In a room filled beyond capacity, attendees cried, laughed and said from the heart, “I love you.” At the My Brother’s Keeper Town Hall panelists shared stories of trial and triumph, hope, and, most importantly, the blueprint for a plan of action. As Reverend Al Sharpton says, “President Obama started the [My Brother’s Keeper] program because he wanted to open the sea of opportunity [for young men] like it was opened for him.”
Congresswoman Frederica Wilson opened the event by acknowledging President Obama for having the “vision and fortitude” to create My Brother’s Keeper, a program to address persistent opportunity gaps faced by boys and young men of color and ensure that all young people can reach their full potential.
Through this initiative, the Administration is joining with cities and towns, businesses, and foundations who are taking important steps to connect young people to mentoring, support networks, and the skills they need to find a good job or go to college and work their way into the middle class.
A former school teacher herself, congresswoman Wilson knows first-hand how important this program is to the boys in our community and our community as a whole.

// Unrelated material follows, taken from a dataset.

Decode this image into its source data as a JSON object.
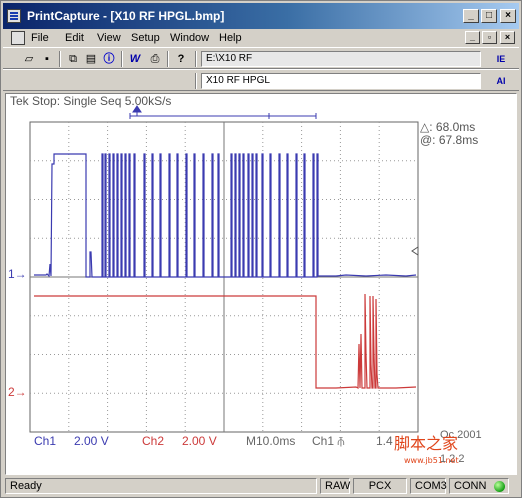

Ms Wilson spearheaded the 5000 Role Models of Excellence Project in the Dade County, FL school system that connects young men and boys with mentors and creates publications, such as pamphlets on how to interact with police. In fact, every attendee who entered the Town Hall walked through an aisle comprised on each side of the young mentees of the 5000 Role Models of Excellence Project, who each said hello and shook every hand extended to them.
Congresswoman Wilson chuckled as she relayed the story of how her girl students would ask in exasperated tones, “Ms. Wilson, why are you always doing stuff for the boys and not us?” To which Congresswoman Wilson wisely replied, “Honey, you’ll come to realize that doing something for the boys is doing something for all of us!”
The four-hour Town Hall was comprised of four panels, each providing the necessary building blocks to understand the issues that our sons are facing in society and to prove a roadmap for making things better. The panels that took place were: My Brother’s Keeper: Bringing the American Dream To Life, moderated by Rev. Sharpton; Finding Solutions to Empower and Support Boys and Men of Color, moderated by Superintendent of Miami-Dade County Public Schools, Alberto Carvalho; Mothers of Murdered Children, moderated by former Congresswoman Rev. Leah Daughtry; and Discussing Racial Profiling and Minority Relationships with Law Enforcement.
Congressmen Jeffries and Horsford shared their stories of growing up in Brooklyn, NY and Las Vegas, Nevada, respectively, and discussed the importance of programs like My Brother’s Keeper. When describing why he ran for office, Rep. Jeffries quoted Shirley Chisholm, “A politician only cares about the next election. A statesman cares about the next generation.”
“Because we’re guiding them.” Congresswoman Wilson, quoting our President said, “It’s easier to build strong children than to repair broken men.”